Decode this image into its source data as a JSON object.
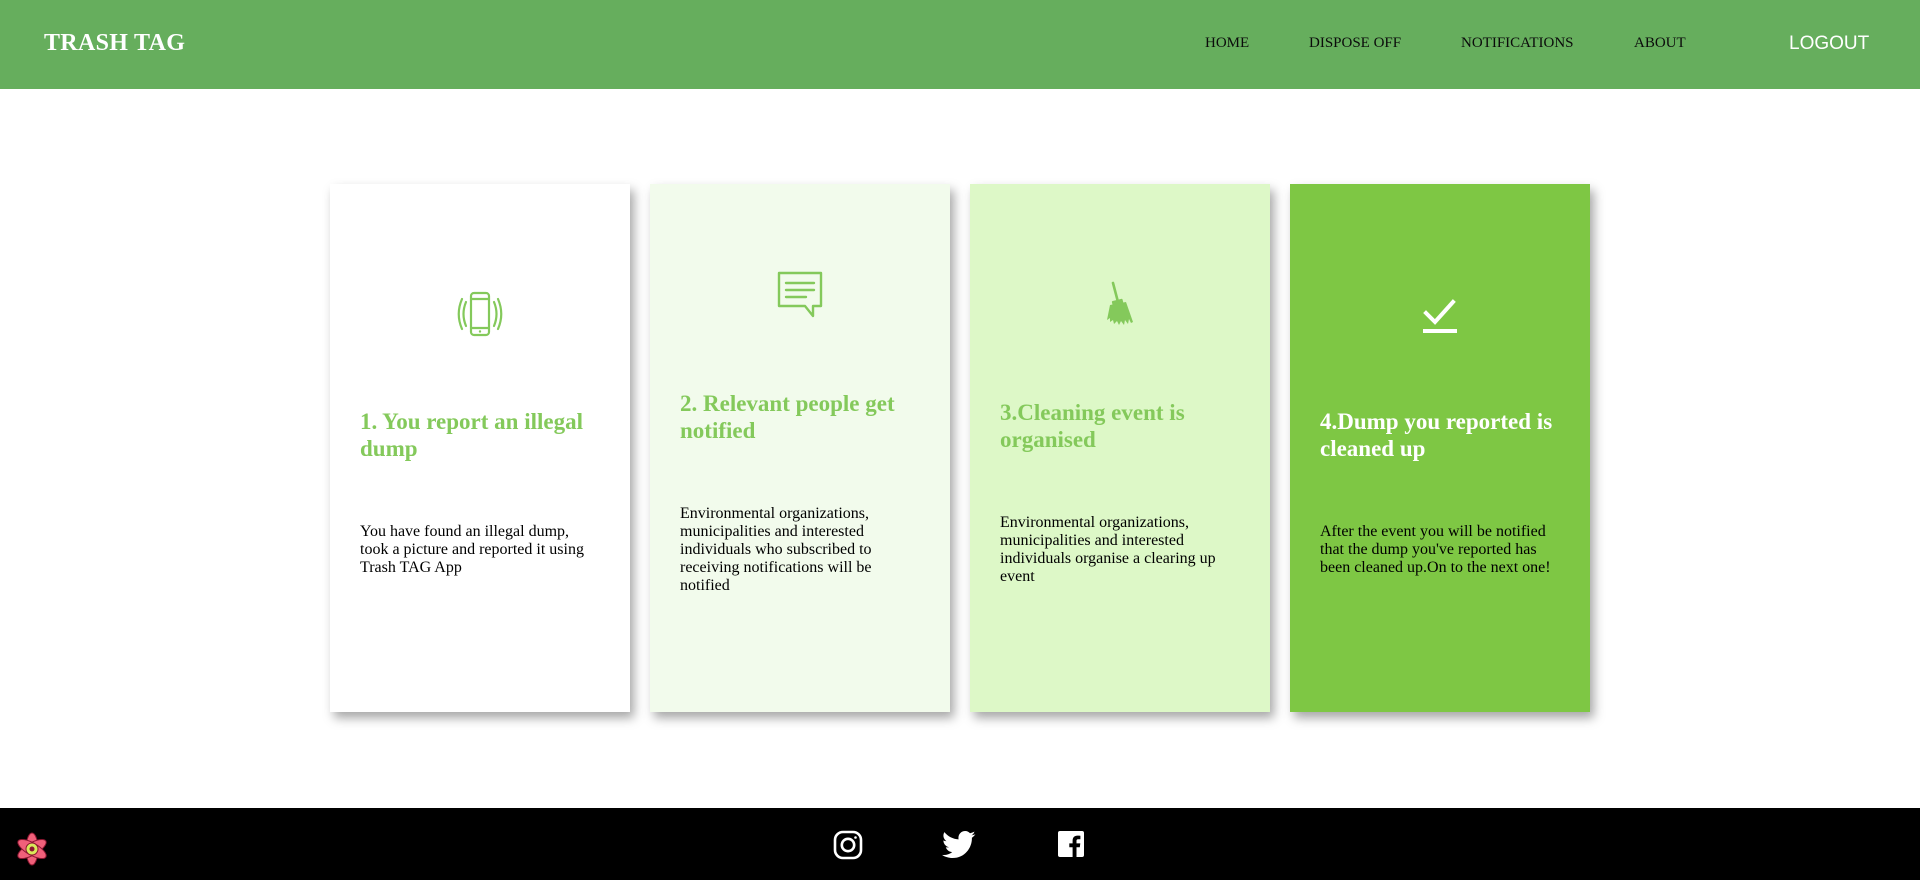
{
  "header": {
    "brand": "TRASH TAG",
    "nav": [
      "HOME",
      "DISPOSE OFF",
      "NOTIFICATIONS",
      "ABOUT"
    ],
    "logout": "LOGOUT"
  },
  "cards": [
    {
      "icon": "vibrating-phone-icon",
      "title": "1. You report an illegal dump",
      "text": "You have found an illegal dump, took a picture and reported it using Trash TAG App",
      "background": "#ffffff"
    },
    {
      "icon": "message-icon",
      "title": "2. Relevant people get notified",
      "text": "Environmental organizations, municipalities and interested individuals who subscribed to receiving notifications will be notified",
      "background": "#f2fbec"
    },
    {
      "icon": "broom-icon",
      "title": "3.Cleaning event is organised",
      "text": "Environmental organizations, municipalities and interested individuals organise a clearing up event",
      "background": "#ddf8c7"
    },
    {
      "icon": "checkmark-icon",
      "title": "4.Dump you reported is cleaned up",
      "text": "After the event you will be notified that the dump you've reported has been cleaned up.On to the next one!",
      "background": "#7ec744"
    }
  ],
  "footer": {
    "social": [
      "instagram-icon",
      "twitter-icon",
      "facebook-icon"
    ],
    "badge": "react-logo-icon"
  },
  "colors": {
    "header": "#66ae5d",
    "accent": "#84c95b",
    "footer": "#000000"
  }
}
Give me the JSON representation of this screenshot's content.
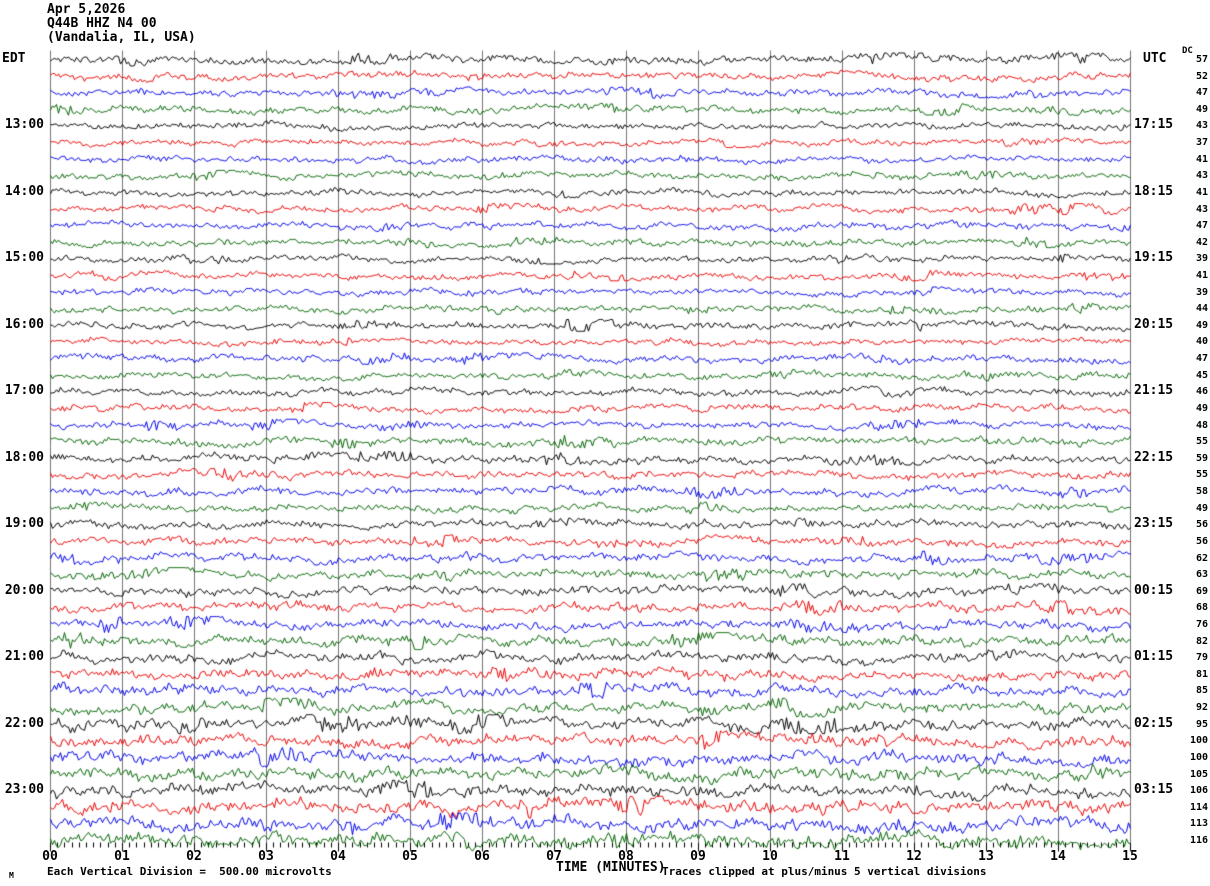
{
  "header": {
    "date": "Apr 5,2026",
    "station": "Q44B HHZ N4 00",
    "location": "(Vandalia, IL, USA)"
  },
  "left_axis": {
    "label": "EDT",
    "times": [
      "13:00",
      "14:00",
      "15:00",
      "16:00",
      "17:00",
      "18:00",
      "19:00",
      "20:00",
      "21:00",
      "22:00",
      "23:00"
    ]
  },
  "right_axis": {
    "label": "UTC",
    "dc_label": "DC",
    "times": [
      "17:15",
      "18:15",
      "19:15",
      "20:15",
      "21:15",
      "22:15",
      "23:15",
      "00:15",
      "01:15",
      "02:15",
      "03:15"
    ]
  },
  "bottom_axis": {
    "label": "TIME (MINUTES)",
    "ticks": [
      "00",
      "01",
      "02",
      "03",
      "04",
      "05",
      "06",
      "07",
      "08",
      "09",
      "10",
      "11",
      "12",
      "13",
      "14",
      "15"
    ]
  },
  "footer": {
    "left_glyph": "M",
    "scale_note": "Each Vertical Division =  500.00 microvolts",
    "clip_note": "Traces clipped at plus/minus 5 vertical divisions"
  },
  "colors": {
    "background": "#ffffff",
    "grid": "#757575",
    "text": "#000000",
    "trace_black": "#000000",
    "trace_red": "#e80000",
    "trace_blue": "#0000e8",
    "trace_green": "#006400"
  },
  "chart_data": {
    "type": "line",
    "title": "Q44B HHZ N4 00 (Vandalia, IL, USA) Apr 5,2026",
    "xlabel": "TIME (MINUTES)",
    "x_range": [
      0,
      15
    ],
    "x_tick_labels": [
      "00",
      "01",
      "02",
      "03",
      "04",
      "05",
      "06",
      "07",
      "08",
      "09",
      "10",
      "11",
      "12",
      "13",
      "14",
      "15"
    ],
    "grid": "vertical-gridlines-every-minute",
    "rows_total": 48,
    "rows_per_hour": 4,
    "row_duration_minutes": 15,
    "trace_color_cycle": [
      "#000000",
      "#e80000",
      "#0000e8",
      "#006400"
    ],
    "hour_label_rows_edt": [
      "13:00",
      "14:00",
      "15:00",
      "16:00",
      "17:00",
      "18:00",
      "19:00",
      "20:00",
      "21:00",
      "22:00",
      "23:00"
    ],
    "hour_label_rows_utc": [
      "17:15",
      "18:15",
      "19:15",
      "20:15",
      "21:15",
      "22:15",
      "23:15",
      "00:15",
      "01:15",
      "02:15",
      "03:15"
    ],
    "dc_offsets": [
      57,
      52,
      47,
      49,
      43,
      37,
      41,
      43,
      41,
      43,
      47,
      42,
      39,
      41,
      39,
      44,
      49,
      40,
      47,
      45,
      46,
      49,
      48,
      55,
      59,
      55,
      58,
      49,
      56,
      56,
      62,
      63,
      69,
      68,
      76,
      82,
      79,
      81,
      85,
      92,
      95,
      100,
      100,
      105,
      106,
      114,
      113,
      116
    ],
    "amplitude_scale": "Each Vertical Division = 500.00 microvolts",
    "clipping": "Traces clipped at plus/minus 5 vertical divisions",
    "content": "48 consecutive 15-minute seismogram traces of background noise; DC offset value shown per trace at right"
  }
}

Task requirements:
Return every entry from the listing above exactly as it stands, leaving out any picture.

Exercise answer:
Decode this image into its source data as a JSON object.
{
  "header": {
    "brand": "TRASH TAG",
    "nav": [
      "HOME",
      "DISPOSE OFF",
      "NOTIFICATIONS",
      "ABOUT"
    ],
    "logout": "LOGOUT"
  },
  "cards": [
    {
      "icon": "vibrating-phone-icon",
      "title": "1. You report an illegal dump",
      "text": "You have found an illegal dump, took a picture and reported it using Trash TAG App",
      "background": "#ffffff"
    },
    {
      "icon": "message-icon",
      "title": "2. Relevant people get notified",
      "text": "Environmental organizations, municipalities and interested individuals who subscribed to receiving notifications will be notified",
      "background": "#f2fbec"
    },
    {
      "icon": "broom-icon",
      "title": "3.Cleaning event is organised",
      "text": "Environmental organizations, municipalities and interested individuals organise a clearing up event",
      "background": "#ddf8c7"
    },
    {
      "icon": "checkmark-icon",
      "title": "4.Dump you reported is cleaned up",
      "text": "After the event you will be notified that the dump you've reported has been cleaned up.On to the next one!",
      "background": "#7ec744"
    }
  ],
  "footer": {
    "social": [
      "instagram-icon",
      "twitter-icon",
      "facebook-icon"
    ],
    "badge": "react-logo-icon"
  },
  "colors": {
    "header": "#66ae5d",
    "accent": "#84c95b",
    "footer": "#000000"
  }
}
Give me the JSON representation of this screenshot's content.
{
  "header": {
    "date": "Apr 5,2026",
    "station": "Q44B HHZ N4 00",
    "location": "(Vandalia, IL, USA)"
  },
  "left_axis": {
    "label": "EDT",
    "times": [
      "13:00",
      "14:00",
      "15:00",
      "16:00",
      "17:00",
      "18:00",
      "19:00",
      "20:00",
      "21:00",
      "22:00",
      "23:00"
    ]
  },
  "right_axis": {
    "label": "UTC",
    "dc_label": "DC",
    "times": [
      "17:15",
      "18:15",
      "19:15",
      "20:15",
      "21:15",
      "22:15",
      "23:15",
      "00:15",
      "01:15",
      "02:15",
      "03:15"
    ]
  },
  "bottom_axis": {
    "label": "TIME (MINUTES)",
    "ticks": [
      "00",
      "01",
      "02",
      "03",
      "04",
      "05",
      "06",
      "07",
      "08",
      "09",
      "10",
      "11",
      "12",
      "13",
      "14",
      "15"
    ]
  },
  "footer": {
    "left_glyph": "M",
    "scale_note": "Each Vertical Division =  500.00 microvolts",
    "clip_note": "Traces clipped at plus/minus 5 vertical divisions"
  },
  "colors": {
    "background": "#ffffff",
    "grid": "#757575",
    "text": "#000000",
    "trace_black": "#000000",
    "trace_red": "#e80000",
    "trace_blue": "#0000e8",
    "trace_green": "#006400"
  },
  "chart_data": {
    "type": "line",
    "title": "Q44B HHZ N4 00 (Vandalia, IL, USA) Apr 5,2026",
    "xlabel": "TIME (MINUTES)",
    "x_range": [
      0,
      15
    ],
    "x_tick_labels": [
      "00",
      "01",
      "02",
      "03",
      "04",
      "05",
      "06",
      "07",
      "08",
      "09",
      "10",
      "11",
      "12",
      "13",
      "14",
      "15"
    ],
    "grid": "vertical-gridlines-every-minute",
    "rows_total": 48,
    "rows_per_hour": 4,
    "row_duration_minutes": 15,
    "trace_color_cycle": [
      "#000000",
      "#e80000",
      "#0000e8",
      "#006400"
    ],
    "hour_label_rows_edt": [
      "13:00",
      "14:00",
      "15:00",
      "16:00",
      "17:00",
      "18:00",
      "19:00",
      "20:00",
      "21:00",
      "22:00",
      "23:00"
    ],
    "hour_label_rows_utc": [
      "17:15",
      "18:15",
      "19:15",
      "20:15",
      "21:15",
      "22:15",
      "23:15",
      "00:15",
      "01:15",
      "02:15",
      "03:15"
    ],
    "dc_offsets": [
      57,
      52,
      47,
      49,
      43,
      37,
      41,
      43,
      41,
      43,
      47,
      42,
      39,
      41,
      39,
      44,
      49,
      40,
      47,
      45,
      46,
      49,
      48,
      55,
      59,
      55,
      58,
      49,
      56,
      56,
      62,
      63,
      69,
      68,
      76,
      82,
      79,
      81,
      85,
      92,
      95,
      100,
      100,
      105,
      106,
      114,
      113,
      116
    ],
    "amplitude_scale": "Each Vertical Division = 500.00 microvolts",
    "clipping": "Traces clipped at plus/minus 5 vertical divisions",
    "content": "48 consecutive 15-minute seismogram traces of background noise; DC offset value shown per trace at right"
  }
}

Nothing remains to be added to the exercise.